=== EXERCISE DIRECTIONS ===
Line by line, give the data again exactly as it appears.

=== TASK INPUTS ===

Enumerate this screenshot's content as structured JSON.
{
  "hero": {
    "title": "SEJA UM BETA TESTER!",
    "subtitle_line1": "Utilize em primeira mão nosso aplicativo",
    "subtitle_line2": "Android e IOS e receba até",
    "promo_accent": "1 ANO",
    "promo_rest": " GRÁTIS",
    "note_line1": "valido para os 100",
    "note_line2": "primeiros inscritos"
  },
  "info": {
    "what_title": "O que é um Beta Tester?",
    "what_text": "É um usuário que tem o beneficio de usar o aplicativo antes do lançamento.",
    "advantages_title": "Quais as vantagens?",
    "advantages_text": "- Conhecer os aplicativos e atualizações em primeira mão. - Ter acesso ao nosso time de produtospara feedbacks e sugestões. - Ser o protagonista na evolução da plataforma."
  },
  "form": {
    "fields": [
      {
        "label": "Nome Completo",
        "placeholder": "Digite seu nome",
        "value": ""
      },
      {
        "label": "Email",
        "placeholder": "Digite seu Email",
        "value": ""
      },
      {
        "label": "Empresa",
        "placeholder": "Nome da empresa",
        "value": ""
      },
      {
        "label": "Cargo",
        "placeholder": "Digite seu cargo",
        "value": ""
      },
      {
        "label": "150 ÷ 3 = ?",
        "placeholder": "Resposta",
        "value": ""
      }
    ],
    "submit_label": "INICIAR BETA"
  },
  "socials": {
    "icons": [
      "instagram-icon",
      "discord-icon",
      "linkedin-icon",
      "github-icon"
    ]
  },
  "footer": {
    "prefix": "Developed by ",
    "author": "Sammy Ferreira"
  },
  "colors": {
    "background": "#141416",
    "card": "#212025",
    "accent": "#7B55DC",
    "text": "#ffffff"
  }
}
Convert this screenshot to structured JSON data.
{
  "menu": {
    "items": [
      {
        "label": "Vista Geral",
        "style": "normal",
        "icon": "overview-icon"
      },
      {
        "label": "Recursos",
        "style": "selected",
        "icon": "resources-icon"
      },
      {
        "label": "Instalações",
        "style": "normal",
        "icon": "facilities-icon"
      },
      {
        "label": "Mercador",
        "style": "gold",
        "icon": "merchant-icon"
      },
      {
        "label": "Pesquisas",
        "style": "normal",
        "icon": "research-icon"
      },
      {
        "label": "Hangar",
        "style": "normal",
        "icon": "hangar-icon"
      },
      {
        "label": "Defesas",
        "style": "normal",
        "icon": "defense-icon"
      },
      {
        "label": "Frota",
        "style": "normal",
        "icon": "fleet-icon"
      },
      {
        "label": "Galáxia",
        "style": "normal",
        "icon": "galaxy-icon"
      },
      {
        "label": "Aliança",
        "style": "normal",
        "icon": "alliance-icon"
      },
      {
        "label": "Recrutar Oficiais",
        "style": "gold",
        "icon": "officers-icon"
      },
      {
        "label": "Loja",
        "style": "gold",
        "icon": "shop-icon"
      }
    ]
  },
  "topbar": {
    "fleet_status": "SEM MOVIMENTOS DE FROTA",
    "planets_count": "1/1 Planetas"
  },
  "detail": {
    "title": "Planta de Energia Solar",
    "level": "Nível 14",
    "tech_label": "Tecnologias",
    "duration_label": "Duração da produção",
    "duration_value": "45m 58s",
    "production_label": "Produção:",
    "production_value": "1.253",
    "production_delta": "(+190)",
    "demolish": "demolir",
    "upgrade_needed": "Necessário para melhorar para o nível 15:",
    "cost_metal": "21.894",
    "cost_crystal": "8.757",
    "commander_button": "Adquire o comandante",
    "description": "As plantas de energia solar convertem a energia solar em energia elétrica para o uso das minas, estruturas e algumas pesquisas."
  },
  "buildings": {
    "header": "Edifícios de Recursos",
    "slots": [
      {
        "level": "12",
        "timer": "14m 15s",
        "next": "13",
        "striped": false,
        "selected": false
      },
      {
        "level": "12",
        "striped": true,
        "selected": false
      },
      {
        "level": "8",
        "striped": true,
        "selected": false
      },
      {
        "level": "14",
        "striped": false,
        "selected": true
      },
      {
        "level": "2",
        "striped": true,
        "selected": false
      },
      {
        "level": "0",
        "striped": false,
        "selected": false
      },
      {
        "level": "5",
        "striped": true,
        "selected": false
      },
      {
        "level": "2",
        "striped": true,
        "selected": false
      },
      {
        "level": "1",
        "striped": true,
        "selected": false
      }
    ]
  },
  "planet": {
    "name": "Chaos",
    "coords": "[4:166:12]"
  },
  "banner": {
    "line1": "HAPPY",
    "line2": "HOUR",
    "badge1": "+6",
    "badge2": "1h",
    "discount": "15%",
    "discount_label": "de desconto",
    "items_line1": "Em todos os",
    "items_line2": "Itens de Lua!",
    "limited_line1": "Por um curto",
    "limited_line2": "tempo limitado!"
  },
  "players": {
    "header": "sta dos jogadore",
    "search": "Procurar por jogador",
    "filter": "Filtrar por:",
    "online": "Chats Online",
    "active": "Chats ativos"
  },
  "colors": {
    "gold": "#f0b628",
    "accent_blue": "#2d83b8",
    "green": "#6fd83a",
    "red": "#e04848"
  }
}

=== FINISHED EXERCISE ===
Enumerate this screenshot's content as structured JSON.
{
  "hero": {
    "title": "SEJA UM BETA TESTER!",
    "subtitle_line1": "Utilize em primeira mão nosso aplicativo",
    "subtitle_line2": "Android e IOS e receba até",
    "promo_accent": "1 ANO",
    "promo_rest": " GRÁTIS",
    "note_line1": "valido para os 100",
    "note_line2": "primeiros inscritos"
  },
  "info": {
    "what_title": "O que é um Beta Tester?",
    "what_text": "É um usuário que tem o beneficio de usar o aplicativo antes do lançamento.",
    "advantages_title": "Quais as vantagens?",
    "advantages_text": "- Conhecer os aplicativos e atualizações em primeira mão. - Ter acesso ao nosso time de produtospara feedbacks e sugestões. - Ser o protagonista na evolução da plataforma."
  },
  "form": {
    "fields": [
      {
        "label": "Nome Completo",
        "placeholder": "Digite seu nome",
        "value": ""
      },
      {
        "label": "Email",
        "placeholder": "Digite seu Email",
        "value": ""
      },
      {
        "label": "Empresa",
        "placeholder": "Nome da empresa",
        "value": ""
      },
      {
        "label": "Cargo",
        "placeholder": "Digite seu cargo",
        "value": ""
      },
      {
        "label": "150 ÷ 3 = ?",
        "placeholder": "Resposta",
        "value": ""
      }
    ],
    "submit_label": "INICIAR BETA"
  },
  "socials": {
    "icons": [
      "instagram-icon",
      "discord-icon",
      "linkedin-icon",
      "github-icon"
    ]
  },
  "footer": {
    "prefix": "Developed by ",
    "author": "Sammy Ferreira"
  },
  "colors": {
    "background": "#141416",
    "card": "#212025",
    "accent": "#7B55DC",
    "text": "#ffffff"
  }
}
Convert this screenshot to structured JSON data.
{
  "menu": {
    "items": [
      {
        "label": "Vista Geral",
        "style": "normal",
        "icon": "overview-icon"
      },
      {
        "label": "Recursos",
        "style": "selected",
        "icon": "resources-icon"
      },
      {
        "label": "Instalações",
        "style": "normal",
        "icon": "facilities-icon"
      },
      {
        "label": "Mercador",
        "style": "gold",
        "icon": "merchant-icon"
      },
      {
        "label": "Pesquisas",
        "style": "normal",
        "icon": "research-icon"
      },
      {
        "label": "Hangar",
        "style": "normal",
        "icon": "hangar-icon"
      },
      {
        "label": "Defesas",
        "style": "normal",
        "icon": "defense-icon"
      },
      {
        "label": "Frota",
        "style": "normal",
        "icon": "fleet-icon"
      },
      {
        "label": "Galáxia",
        "style": "normal",
        "icon": "galaxy-icon"
      },
      {
        "label": "Aliança",
        "style": "normal",
        "icon": "alliance-icon"
      },
      {
        "label": "Recrutar Oficiais",
        "style": "gold",
        "icon": "officers-icon"
      },
      {
        "label": "Loja",
        "style": "gold",
        "icon": "shop-icon"
      }
    ]
  },
  "topbar": {
    "fleet_status": "SEM MOVIMENTOS DE FROTA",
    "planets_count": "1/1 Planetas"
  },
  "detail": {
    "title": "Planta de Energia Solar",
    "level": "Nível 14",
    "tech_label": "Tecnologias",
    "duration_label": "Duração da produção",
    "duration_value": "45m 58s",
    "production_label": "Produção:",
    "production_value": "1.253",
    "production_delta": "(+190)",
    "demolish": "demolir",
    "upgrade_needed": "Necessário para melhorar para o nível 15:",
    "cost_metal": "21.894",
    "cost_crystal": "8.757",
    "commander_button": "Adquire o comandante",
    "description": "As plantas de energia solar convertem a energia solar em energia elétrica para o uso das minas, estruturas e algumas pesquisas."
  },
  "buildings": {
    "header": "Edifícios de Recursos",
    "slots": [
      {
        "level": "12",
        "timer": "14m 15s",
        "next": "13",
        "striped": false,
        "selected": false
      },
      {
        "level": "12",
        "striped": true,
        "selected": false
      },
      {
        "level": "8",
        "striped": true,
        "selected": false
      },
      {
        "level": "14",
        "striped": false,
        "selected": true
      },
      {
        "level": "2",
        "striped": true,
        "selected": false
      },
      {
        "level": "0",
        "striped": false,
        "selected": false
      },
      {
        "level": "5",
        "striped": true,
        "selected": false
      },
      {
        "level": "2",
        "striped": true,
        "selected": false
      },
      {
        "level": "1",
        "striped": true,
        "selected": false
      }
    ]
  },
  "planet": {
    "name": "Chaos",
    "coords": "[4:166:12]"
  },
  "banner": {
    "line1": "HAPPY",
    "line2": "HOUR",
    "badge1": "+6",
    "badge2": "1h",
    "discount": "15%",
    "discount_label": "de desconto",
    "items_line1": "Em todos os",
    "items_line2": "Itens de Lua!",
    "limited_line1": "Por um curto",
    "limited_line2": "tempo limitado!"
  },
  "players": {
    "header": "sta dos jogadore",
    "search": "Procurar por jogador",
    "filter": "Filtrar por:",
    "online": "Chats Online",
    "active": "Chats ativos"
  },
  "colors": {
    "gold": "#f0b628",
    "accent_blue": "#2d83b8",
    "green": "#6fd83a",
    "red": "#e04848"
  }
}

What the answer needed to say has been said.